Notably, the culture of local governments can also sometimes clash with the general culture of smart cities. Data, for example, is generally widely used in the private sector for decision-making. But in city government, it’s still a fairly new phenomenon, according to Shermansong.
"In fact, when it comes to how most cities operate, there isn’t a core reliance on data and metrics for making big-budget decisions and policy announcements or even to daily management," Shermansong said. "Instead, cities are relying on stakeholder engagement, multi-constituent concerns and a variety of other factors beyond core data."
Kansas City, Missouri, for example, has "developed a national reputation for embracing data and innovation, particularly through its longstanding resident surveys," according to the guide. However, the city government still faces issues in regard to its challenges to organizational transformation, and resistance to change, especially around the use of data.
The city still exhibits a culture that values tradition and relationships, according to the guide. "Given the routine nature of some of what we were doing, I didn’t want to unleash a wave of innovation at the lower levels of the organization, because that could be chaos," Kansas City City Manager Troy Schulte said in an interview cited in the document.
One employee also cited concerns around "data fatigue," while according to the guide authors, many administrators repeated the phrase: "Trust is the real currency." In other words, "employees’ networks and personal connections… are just as important, if not more so, than formal organizational structures and processes," the guide states.
The pace of change around smart city technology can also clash with the general culture of city government where the workforce systems are largely based on longevity and long tenure, according to Shermansong. "There's a mismatch between this continual upscaling and change in terms of the smart cities technology and a [city] culture that values stability and long tenure."
As city leaders look to define and understand their culture, they can begin by asking the following two questions, according to the guide authors:
- "In order to advance your top priorities, will the current way of working at city hall — 'business as usual' — be sufficient to succeed?"
- "In a typical interaction with city government, is a constituent usually satisfied or even delighted?"
If the answer is "no" to either question, the guide could likely help that local government align its culture with its current needs and goals, the authors write.
The guide then includes a series of nine steps for city leaders to create "lasting culture change" by assessing three categories: "leadership alignment, communications and decisions, and human resources and data systems."
Cities are working on great and innovative initiatives but culture continues to inhibit change, according to Shermansong.

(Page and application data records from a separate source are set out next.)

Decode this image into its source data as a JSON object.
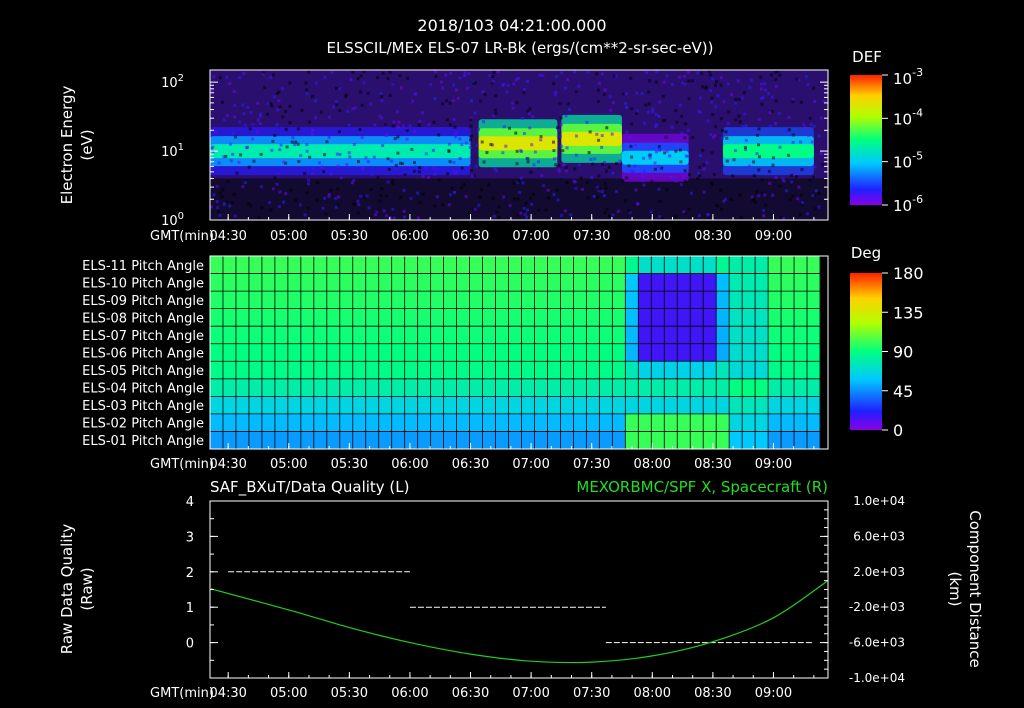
{
  "header": {
    "timestamp": "2018/103 04:21:00.000",
    "subtitle": "ELSSCIL/MEx ELS-07 LR-Bk  (ergs/(cm**2-sr-sec-eV))"
  },
  "time_axis": {
    "label": "GMT(min)",
    "ticks": [
      "04:30",
      "05:00",
      "05:30",
      "06:00",
      "06:30",
      "07:00",
      "07:30",
      "08:00",
      "08:30",
      "09:00"
    ]
  },
  "colors": {
    "background": "#000000",
    "foreground": "#ffffff",
    "quality_line": "#ffffff",
    "spacecraft_line": "#22cc22",
    "right_title": "#22dd22"
  },
  "chart_data": [
    {
      "type": "heatmap",
      "title": "",
      "ylabel": "Electron Energy (eV)",
      "ylabel_lines": [
        "Electron Energy",
        "(eV)"
      ],
      "yscale": "log",
      "ylim": [
        1,
        150
      ],
      "y_ticks": [
        {
          "base": "10",
          "exp": "0",
          "value": 1
        },
        {
          "base": "10",
          "exp": "1",
          "value": 10
        },
        {
          "base": "10",
          "exp": "2",
          "value": 100
        }
      ],
      "xlabel": "GMT(min)",
      "x_range": [
        "04:21",
        "09:27"
      ],
      "colorbar": {
        "label": "DEF",
        "scale": "log",
        "ticks": [
          {
            "base": "10",
            "exp": "-3",
            "value": 0.001
          },
          {
            "base": "10",
            "exp": "-4",
            "value": 0.0001
          },
          {
            "base": "10",
            "exp": "-5",
            "value": 1e-05
          },
          {
            "base": "10",
            "exp": "-6",
            "value": 1e-06
          }
        ]
      },
      "features": [
        {
          "from": "04:21",
          "to": "06:30",
          "energy_eV": 10,
          "level": 2e-05
        },
        {
          "from": "06:34",
          "to": "07:13",
          "energy_eV": 13,
          "level": 0.0002
        },
        {
          "from": "07:15",
          "to": "07:45",
          "energy_eV": 15,
          "level": 0.0002
        },
        {
          "from": "07:45",
          "to": "08:18",
          "energy_eV": 8,
          "level": 1e-05
        },
        {
          "from": "08:35",
          "to": "09:20",
          "energy_eV": 10,
          "level": 3e-05
        }
      ]
    },
    {
      "type": "heatmap",
      "title": "",
      "rows": [
        "ELS-11 Pitch Angle",
        "ELS-10 Pitch Angle",
        "ELS-09 Pitch Angle",
        "ELS-08 Pitch Angle",
        "ELS-07 Pitch Angle",
        "ELS-06 Pitch Angle",
        "ELS-05 Pitch Angle",
        "ELS-04 Pitch Angle",
        "ELS-03 Pitch Angle",
        "ELS-02 Pitch Angle",
        "ELS-01 Pitch Angle"
      ],
      "xlabel": "GMT(min)",
      "x_range": [
        "04:21",
        "09:27"
      ],
      "row_values_deg_before_0745": [
        100,
        98,
        96,
        94,
        92,
        90,
        88,
        80,
        65,
        55,
        48
      ],
      "disturbance": {
        "from": "07:45",
        "to": "08:40",
        "center_deg": 15
      },
      "colorbar": {
        "label": "Deg",
        "min": 0,
        "max": 180,
        "ticks": [
          180,
          135,
          90,
          45,
          0
        ]
      }
    },
    {
      "type": "line",
      "title": "SAF_BXuT/Data Quality (L)",
      "right_title": "MEXORBMC/SPF X, Spacecraft (R)",
      "xlabel": "GMT(min)",
      "ylabel_lines": [
        "Raw Data Quality",
        "(Raw)"
      ],
      "ylim": [
        -1,
        4
      ],
      "y_ticks": [
        4,
        3,
        2,
        1,
        0
      ],
      "y2label_lines": [
        "Component Distance",
        "(km)"
      ],
      "y2lim": [
        -10000,
        10000
      ],
      "y2_ticks": [
        "1.0e+04",
        "6.0e+03",
        "2.0e+03",
        "-2.0e+03",
        "-6.0e+03",
        "-1.0e+04"
      ],
      "series": [
        {
          "name": "SAF_BXuT/Data Quality",
          "axis": "left",
          "style": "dashed",
          "segments": [
            {
              "from": "04:30",
              "to": "06:00",
              "value": 2
            },
            {
              "from": "06:00",
              "to": "07:37",
              "value": 1
            },
            {
              "from": "07:37",
              "to": "09:20",
              "value": 0
            }
          ]
        },
        {
          "name": "MEXORBMC/SPF X, Spacecraft",
          "axis": "right",
          "style": "solid",
          "points": [
            {
              "t": "04:21",
              "km": 100
            },
            {
              "t": "05:00",
              "km": -2300
            },
            {
              "t": "05:30",
              "km": -4300
            },
            {
              "t": "06:00",
              "km": -6000
            },
            {
              "t": "06:30",
              "km": -7300
            },
            {
              "t": "07:00",
              "km": -8100
            },
            {
              "t": "07:30",
              "km": -8200
            },
            {
              "t": "08:00",
              "km": -7500
            },
            {
              "t": "08:30",
              "km": -5900
            },
            {
              "t": "09:00",
              "km": -3200
            },
            {
              "t": "09:27",
              "km": 1000
            }
          ]
        }
      ]
    }
  ]
}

Most city workers also have a hard time describing the actual culture of a city, Shermansong said. The guide is designed to help cities understand their organizational culture, as a key first step, and then outlines how to change it if desired, he said.